A luscious, lysergic double bill of summer camp, Busby Berkeley’s The Gang’s All Here and Robert Siodmak’s Cobra Woman pair the Brazilian Bombshell (Carmen Miranda) with the Caribbean Cyclone (Maria Montez). In Berkeley’s 1943 Technicolor freak-out, the plot—soldier Andy is engaged to the gal next door but falls for melancholy showgirl Edie—is a mere addendum to the increasingly baroque musical numbers.
Gang is the apotheosis of fruitiness: Miranda’s Dorita singing and samba-ing to “The Lady in the Tutti Frutti Hat,” a chorus of curvy beauties performing a near obscene synchronized number with giant bananas, prissy perennial second banana Edward Everett Horton cutting loose with Carmen. All the players in this overstuffed extravaganza, including a crooning Benny Goodman and an impossibly leggy Charlotte Greenwood as a jiving Westchester matron, give jaw-dropping turns as, in the words of one character, “tenderized ham.” But it’s Miranda’s show, whether she’s embellishing American slang (“You are here to kick up some more heels, huh?”) or popping out from a cornucopia of leafy produce for her first song and dance.

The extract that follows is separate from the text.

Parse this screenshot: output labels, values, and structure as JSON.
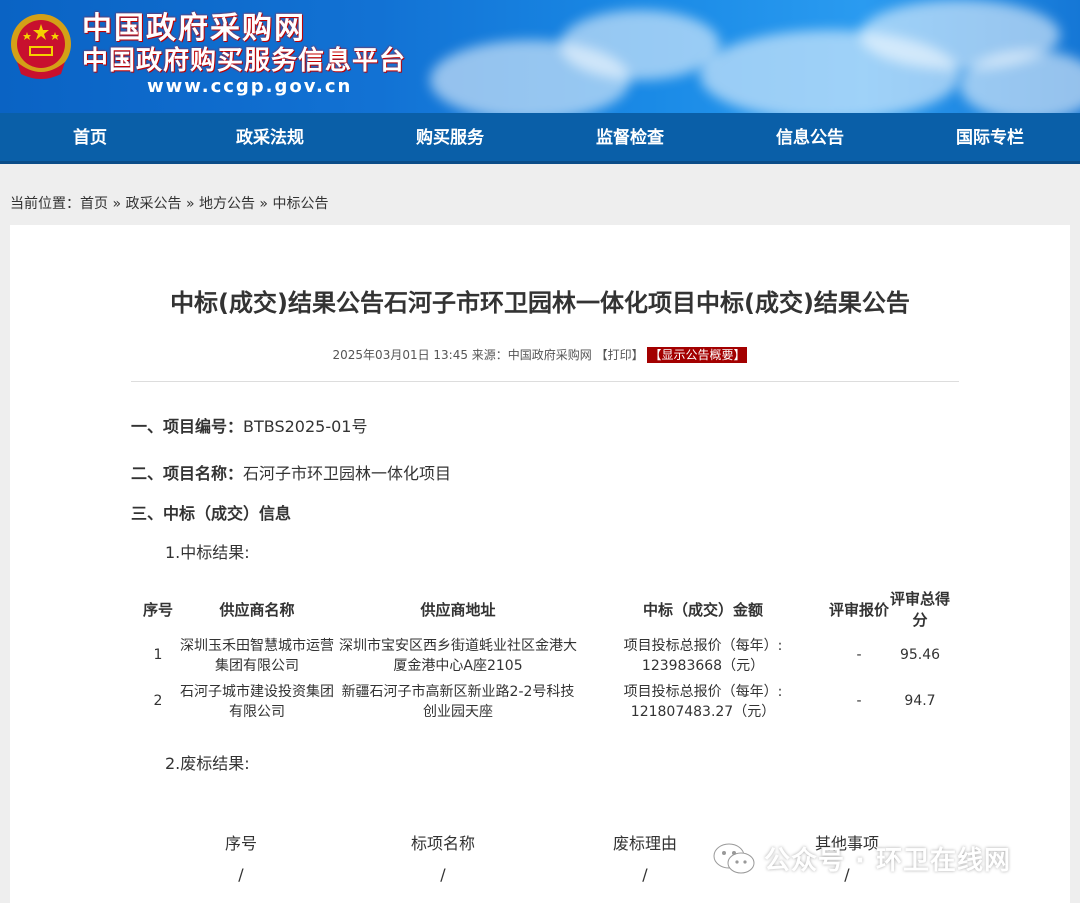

Jack Smith, who deified the Dominican starlet in “The Perfect Filmic Appositeness of Maria Montez,” referred to the actress as the “Marvelous One.” Siodmak’s 1944 film features her as the Marvelous Two, playing both virtuous South Seas lovely Tollea and evil twin Naja. Although not a musical, Cobra Woman functions as one, boasting Naja’s orgiastic undulating cobra dance and the mellifluous ring of Montez’s thickly accented line delivery. A Miranda-Montez double feature amply proves Susan Sontag’s observation: “Camp is the glorification of ‘character.'” But perhaps these two exalted figures were simply too much for this world, both meeting untimely ends: Miranda at 46 from a heart attack and Montez at 34 from a bathtub accident.